_PROBLEM DETAILS:_
As the answer, give a copy of each line below that includes the word "this".

[Page and application data records]
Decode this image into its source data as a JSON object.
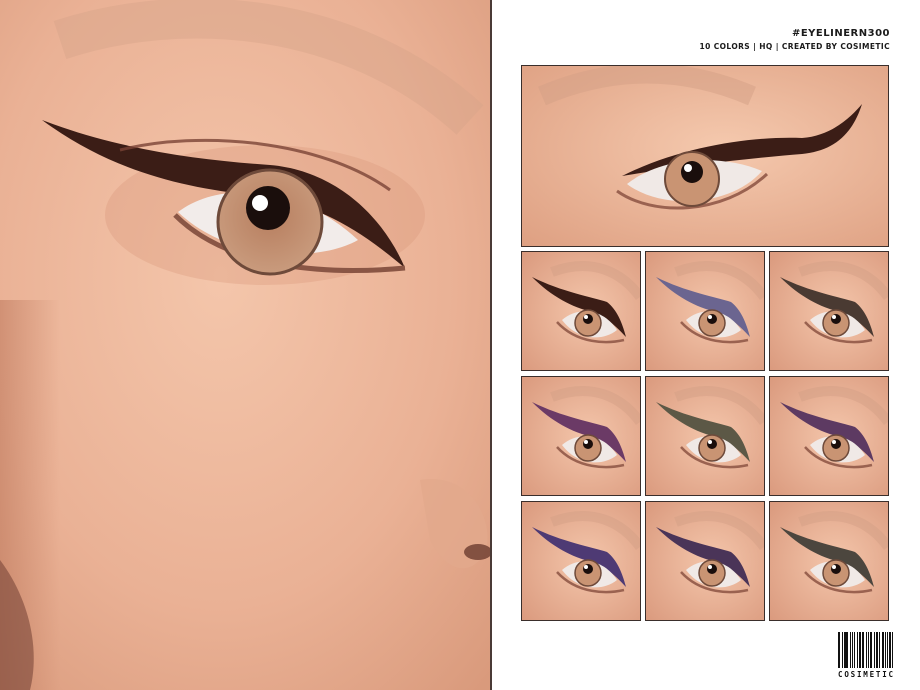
{
  "product": {
    "name": "#EYELINERN300",
    "subtitle": "10 COLORS | HQ | CREATED BY COSIMETIC"
  },
  "brand": {
    "logo_text": "COSIMETIC"
  },
  "colors": {
    "skin_light": "#f3c2a7",
    "skin_dark": "#d38e70",
    "iris": "#c99473",
    "pupil": "#1a0e0c",
    "frame": "#3a2e2b"
  },
  "swatches": [
    {
      "liner_color": "#3b1d16"
    },
    {
      "liner_color": "#6b6590"
    },
    {
      "liner_color": "#4a3a32"
    },
    {
      "liner_color": "#6b3a66"
    },
    {
      "liner_color": "#5c5846"
    },
    {
      "liner_color": "#5d3a62"
    },
    {
      "liner_color": "#4e3a74"
    },
    {
      "liner_color": "#4a3458"
    },
    {
      "liner_color": "#4c463e"
    }
  ]
}
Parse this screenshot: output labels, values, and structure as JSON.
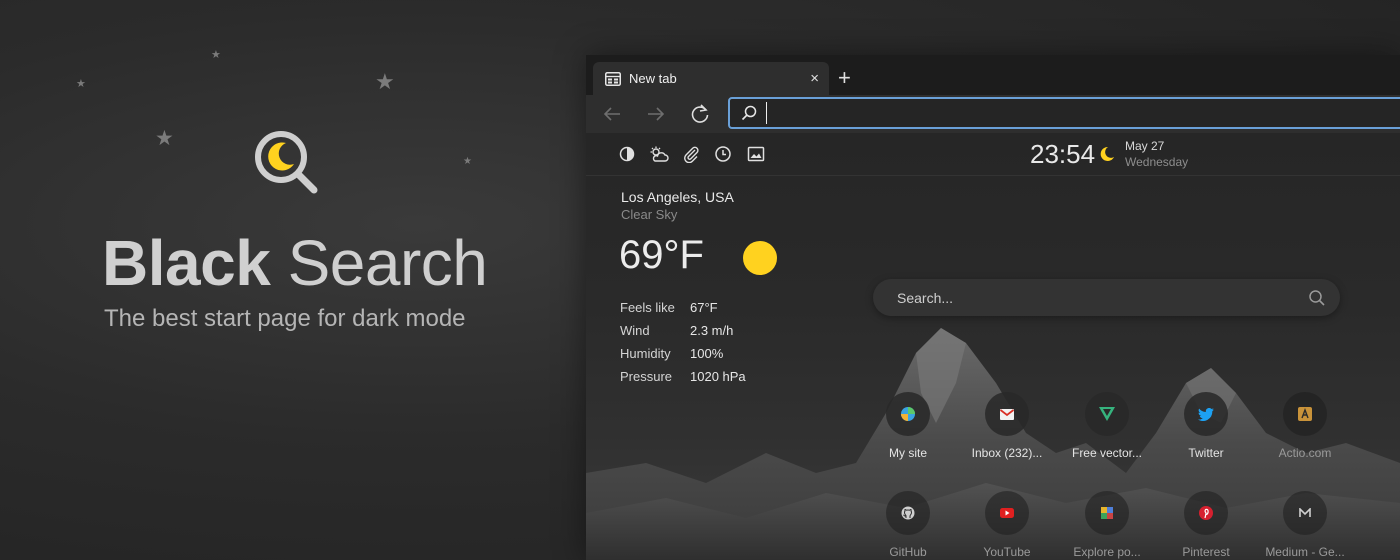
{
  "promo": {
    "brand_bold": "Black",
    "brand_light": "Search",
    "tagline": "The best start page for dark mode"
  },
  "browser": {
    "tab_title": "New tab",
    "tab_close": "×",
    "new_tab": "+",
    "address_value": ""
  },
  "newtab": {
    "clock": "23:54",
    "date": "May 27",
    "day": "Wednesday",
    "weather": {
      "city": "Los Angeles, USA",
      "condition": "Clear Sky",
      "temperature": "69°F",
      "details": [
        {
          "label": "Feels like",
          "value": "67°F"
        },
        {
          "label": "Wind",
          "value": "2.3 m/h"
        },
        {
          "label": "Humidity",
          "value": "100%"
        },
        {
          "label": "Pressure",
          "value": "1020 hPa"
        }
      ]
    },
    "search_placeholder": "Search...",
    "tiles": [
      {
        "label": "My site",
        "icon": "my-site-icon"
      },
      {
        "label": "Inbox (232)...",
        "icon": "gmail-icon"
      },
      {
        "label": "Free vector...",
        "icon": "vecteezy-icon"
      },
      {
        "label": "Twitter",
        "icon": "twitter-icon"
      },
      {
        "label": "Actio.com",
        "icon": "actio-icon"
      },
      {
        "label": "GitHub",
        "icon": "github-icon"
      },
      {
        "label": "YouTube",
        "icon": "youtube-icon"
      },
      {
        "label": "Explore po...",
        "icon": "explore-icon"
      },
      {
        "label": "Pinterest",
        "icon": "pinterest-icon"
      },
      {
        "label": "Medium - Ge...",
        "icon": "medium-icon"
      }
    ]
  },
  "colors": {
    "accent_focus": "#6aa0d8",
    "moon": "#ffd21f",
    "sun": "#ffd21f"
  }
}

_ANSWER TO THE PROBLEM:_
Decode this image into its source data as a JSON object.
Parse this screenshot: output labels, values, and structure as JSON.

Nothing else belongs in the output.